Franklin was knighted in the King's Birthday Honours List of 1932 for political and public services, becoming a Knight Bachelor.[18]

Jewish interestsEdit

Much of the social work which Franklin undertook was based in the Jewish community in London[2] and he also held positions in respect of various synagogues. He was a vice-president of the Jewish Workingmen's Club and of the South Hackney Jewish Social and Literary Society.[6]


Franklin was a strong supporter of the reform of proportional representation (PR) and invented a system known as Percentage PR. In 1922 he published the book Percentage Proportional Representation.

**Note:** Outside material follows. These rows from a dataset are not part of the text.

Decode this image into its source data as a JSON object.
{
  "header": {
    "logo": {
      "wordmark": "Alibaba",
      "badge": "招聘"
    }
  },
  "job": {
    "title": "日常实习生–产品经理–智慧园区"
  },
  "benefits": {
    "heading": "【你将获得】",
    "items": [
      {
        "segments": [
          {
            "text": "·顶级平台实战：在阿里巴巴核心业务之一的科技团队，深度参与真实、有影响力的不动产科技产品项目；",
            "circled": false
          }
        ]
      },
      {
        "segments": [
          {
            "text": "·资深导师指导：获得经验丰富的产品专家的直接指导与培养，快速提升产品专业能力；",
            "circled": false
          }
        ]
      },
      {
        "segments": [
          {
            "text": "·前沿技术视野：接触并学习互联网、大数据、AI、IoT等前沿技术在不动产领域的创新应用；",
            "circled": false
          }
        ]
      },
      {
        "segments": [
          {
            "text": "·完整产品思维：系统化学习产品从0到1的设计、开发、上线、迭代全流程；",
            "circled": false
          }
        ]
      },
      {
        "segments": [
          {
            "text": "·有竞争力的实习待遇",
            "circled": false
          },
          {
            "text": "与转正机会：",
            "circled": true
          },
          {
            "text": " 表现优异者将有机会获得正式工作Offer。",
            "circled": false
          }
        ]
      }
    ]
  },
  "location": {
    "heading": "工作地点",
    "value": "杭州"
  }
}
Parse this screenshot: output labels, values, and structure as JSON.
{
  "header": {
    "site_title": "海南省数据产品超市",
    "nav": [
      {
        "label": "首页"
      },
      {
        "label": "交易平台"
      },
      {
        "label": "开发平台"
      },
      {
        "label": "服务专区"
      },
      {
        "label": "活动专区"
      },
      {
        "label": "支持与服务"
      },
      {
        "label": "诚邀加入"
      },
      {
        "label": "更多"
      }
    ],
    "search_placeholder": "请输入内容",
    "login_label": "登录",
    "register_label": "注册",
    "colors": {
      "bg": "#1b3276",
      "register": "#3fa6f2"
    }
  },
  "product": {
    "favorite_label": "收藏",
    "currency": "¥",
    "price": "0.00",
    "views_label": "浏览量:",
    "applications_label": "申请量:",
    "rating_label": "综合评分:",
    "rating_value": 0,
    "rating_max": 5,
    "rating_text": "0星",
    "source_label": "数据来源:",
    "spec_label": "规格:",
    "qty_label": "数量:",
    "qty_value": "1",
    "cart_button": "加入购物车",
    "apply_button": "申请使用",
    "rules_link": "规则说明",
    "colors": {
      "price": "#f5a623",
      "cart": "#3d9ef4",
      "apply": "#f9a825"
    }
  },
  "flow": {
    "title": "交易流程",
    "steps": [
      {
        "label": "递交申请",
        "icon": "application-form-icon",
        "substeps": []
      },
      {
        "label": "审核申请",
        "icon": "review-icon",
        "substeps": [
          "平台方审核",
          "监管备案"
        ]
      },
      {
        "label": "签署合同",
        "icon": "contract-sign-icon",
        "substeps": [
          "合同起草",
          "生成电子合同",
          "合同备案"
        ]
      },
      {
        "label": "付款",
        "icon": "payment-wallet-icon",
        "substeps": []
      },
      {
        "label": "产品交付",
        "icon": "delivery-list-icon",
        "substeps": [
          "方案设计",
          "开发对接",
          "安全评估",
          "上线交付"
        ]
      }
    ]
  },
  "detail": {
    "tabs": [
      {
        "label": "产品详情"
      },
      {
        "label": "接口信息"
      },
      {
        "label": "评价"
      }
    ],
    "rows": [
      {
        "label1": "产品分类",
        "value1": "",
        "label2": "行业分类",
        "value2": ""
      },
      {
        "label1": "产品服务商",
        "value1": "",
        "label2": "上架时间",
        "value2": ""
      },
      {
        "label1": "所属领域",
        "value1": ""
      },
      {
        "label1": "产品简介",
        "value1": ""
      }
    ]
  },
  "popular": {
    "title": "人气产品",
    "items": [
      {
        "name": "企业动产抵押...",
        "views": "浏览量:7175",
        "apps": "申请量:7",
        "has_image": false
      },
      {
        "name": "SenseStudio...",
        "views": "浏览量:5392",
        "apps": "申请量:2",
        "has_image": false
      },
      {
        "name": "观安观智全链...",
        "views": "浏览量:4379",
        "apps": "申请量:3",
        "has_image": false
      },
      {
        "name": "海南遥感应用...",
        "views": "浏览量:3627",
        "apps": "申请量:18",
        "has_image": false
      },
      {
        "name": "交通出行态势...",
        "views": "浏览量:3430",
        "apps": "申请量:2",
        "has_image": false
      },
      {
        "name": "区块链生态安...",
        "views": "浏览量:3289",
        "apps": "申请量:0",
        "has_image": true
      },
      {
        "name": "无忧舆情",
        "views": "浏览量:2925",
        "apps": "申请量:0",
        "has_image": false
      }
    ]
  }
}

Franklin died suddenly at his home, The Grange, Goudhurst, Kent on 11 December 1944 at the age of 82 years.[6]


  1. ^
  2. ^ a b c d e Who was Who, OUP 2007
  3. ^ Arthur Ellis Franklin, Records of the Franklin Family and collaterals; Taylor & Francis, 1915 p88
  4. ^ The Times, 1 December 1932 p14
  5. ^ The Times, 7 June 1894 p6
  6. ^ a b c d The Times, 13 December 1944 p6
  7. ^ The Times, 1 January 1892 p9
  8. ^ The Times House of Commons 1931; Politico's Publishing 2003, p21
  9. ^ Bernard Wasserstein, Herbert Samuel: A Political Life; Oxford University Press, 1992 p170
  10. ^ The Women's who's who; Shaw Publishing Co., 1934 p176
  11. ^ The Times, 26 July 1910 p12
  12. ^ "Jewish League for Woman Suffrage | Jewish Women's Archive". Retrieved 22 November 2017.
  13. ^ The Times House of Commons 1911; Politico's Publishing 2004 p27
  14. ^ The Times House of Commons 1918; Politico's Publishing 2004 p21
  15. ^ F W S Craig, British Parliamentary Election Results, 1918–1949; Political Reference Publications, Glasgow, 1949 p45
  16. ^ a b F W S Craig, British Parliamentary Election Results, 1918–1949; Political Reference Publications, Glasgow, 1949 p20
  17. ^ The Liberal Magazine – Volume 47 (1939)
  18. ^ The Times, 3 June 1932 p19

External linksEdit

Parliament of the United Kingdom
Preceded by
Sir Arthur Lever
Member of Parliament for Hackney Central
Succeeded by
Robert Gower